There is increasing interest in technology for non-contact measurement of human vital signs (heart rate, respiration, and body temperature), which are important for understanding the state of a person’s health. New biological measurement sensors have been developed as well as reports on methods for measuring respiration or heartbeat using pressure sensors, microwave radar, RGB camera, and thermography. This technology has wide-ranging applications. Guanghao Sun’s group is developing clinical applications for monitoring elderly people, identification of sleep apnea, detection of patients who may carry infectious diseases, and noncontact measurement of stress levels.
The outbreak of infectious diseases such as swine flu (H1N1) and avian flu (H5N1) are a threat to global health. To prevent and control the spread of infectious diseases, many international airport quarantine areas have adopted fever-based screening using infrared thermography to identify potentially infected individuals. Unfortunately, some studies indicate that fever-based screening at early-stages of infectious diseases is limited due to factors that can affect thermographic measurements, such as antifebrile intake, alcohol consumption, and ambient temperatures.
Guanghao Sun has proposed an infection screening system that can rapidly and accurately perform medical inspections. As a result of being infected, not only body temperature but also heart and respiration rates increase. Sun’s system automatically detects infected individuals within 15 seconds by a discriminant function using measured vital signs. Heart and respiration rates are determined using a 24-GHz microwave radar by noncontact way, and facial skin temperature is monitored by a thermographic camera. By using these three parameters, the detection accuracy of the system improved to 88% in a case control study. This is notably higher compared to the conventional screening methods using only thermography.
Remote monitoring of respiratory rate

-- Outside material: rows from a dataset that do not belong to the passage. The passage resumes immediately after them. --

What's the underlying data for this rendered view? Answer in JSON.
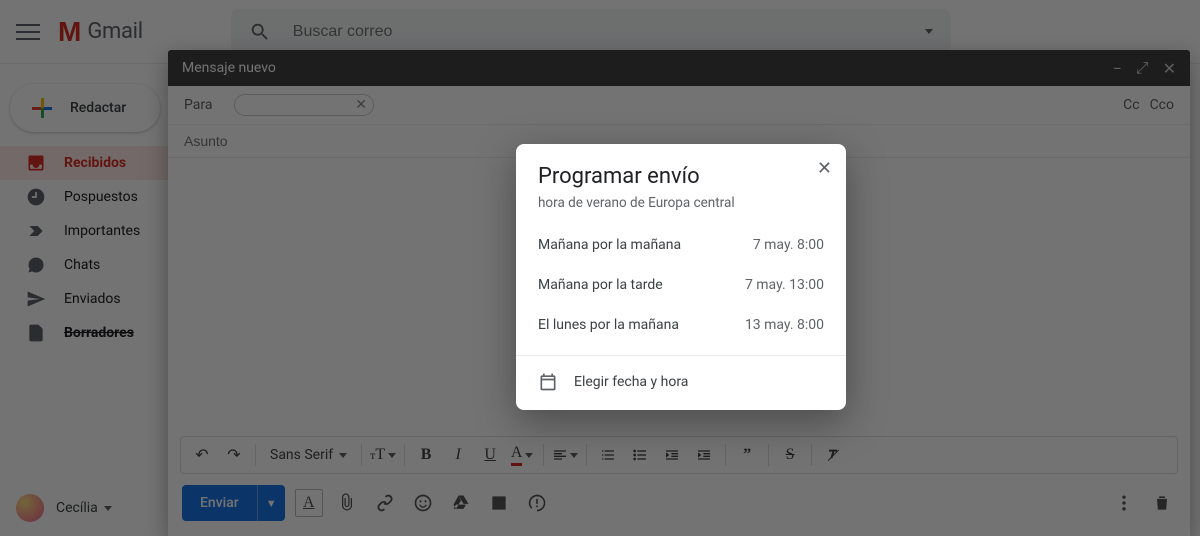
{
  "app": {
    "name": "Gmail"
  },
  "search": {
    "placeholder": "Buscar correo"
  },
  "compose_button": "Redactar",
  "sidebar": {
    "items": [
      {
        "label": "Recibidos"
      },
      {
        "label": "Pospuestos"
      },
      {
        "label": "Importantes"
      },
      {
        "label": "Chats"
      },
      {
        "label": "Enviados"
      },
      {
        "label": "Borradores"
      }
    ]
  },
  "account": {
    "name": "Cecília"
  },
  "compose": {
    "window_title": "Mensaje nuevo",
    "to_label": "Para",
    "cc_label": "Cc",
    "bcc_label": "Cco",
    "subject_placeholder": "Asunto",
    "font_family": "Sans Serif",
    "send_label": "Enviar"
  },
  "format": {
    "undo": "↶",
    "redo": "↷",
    "bold": "B",
    "italic": "I",
    "underline": "U",
    "textcolor": "A"
  },
  "schedule_modal": {
    "title": "Programar envío",
    "timezone": "hora de verano de Europa central",
    "options": [
      {
        "label": "Mañana por la mañana",
        "time": "7 may. 8:00"
      },
      {
        "label": "Mañana por la tarde",
        "time": "7 may. 13:00"
      },
      {
        "label": "El lunes por la mañana",
        "time": "13 may. 8:00"
      }
    ],
    "pick_label": "Elegir fecha y hora"
  }
}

The use of continuous and long‐term monitoring of respiratory rate is vital for predicting pneumonia in symptomatic patients. However, it is often measured manually and discontinuously by counting chest wall movements in routine practice. Sun has developed a point‐of‐care system for the early detection of pneumonia in symptomatic elderly bedridden hospitalized patients on the basis of 24‐hours continuous and noncontact monitoring of respiratory rate using a medical radar sensor.
Sun focused on designing a system that would improve hospitalized patient quality of life and reduce medical staff workload. To this end, the system adopts a medical radar sensor for respiration monitoring that featured an extremely low burden on the patient and enabled unobtrusive measurements without the need to attach electrodes to the patient’s body. To reduce medical staff workload, a prediction method, that is, return map, was implemented into the system to analyze the time series respiratory rates, thereby extracting the risk period of pneumonia and sending out an alarm. The novelty of the proposed system is that it introduces a new approach to investigating respiration dynamics using a noncontact medical radar sensor for the early prediction of pneumonia that has the potential to serve as a helpful tool for improving patient quality of life and reduce medical staff workload to meet the needs of the aging society.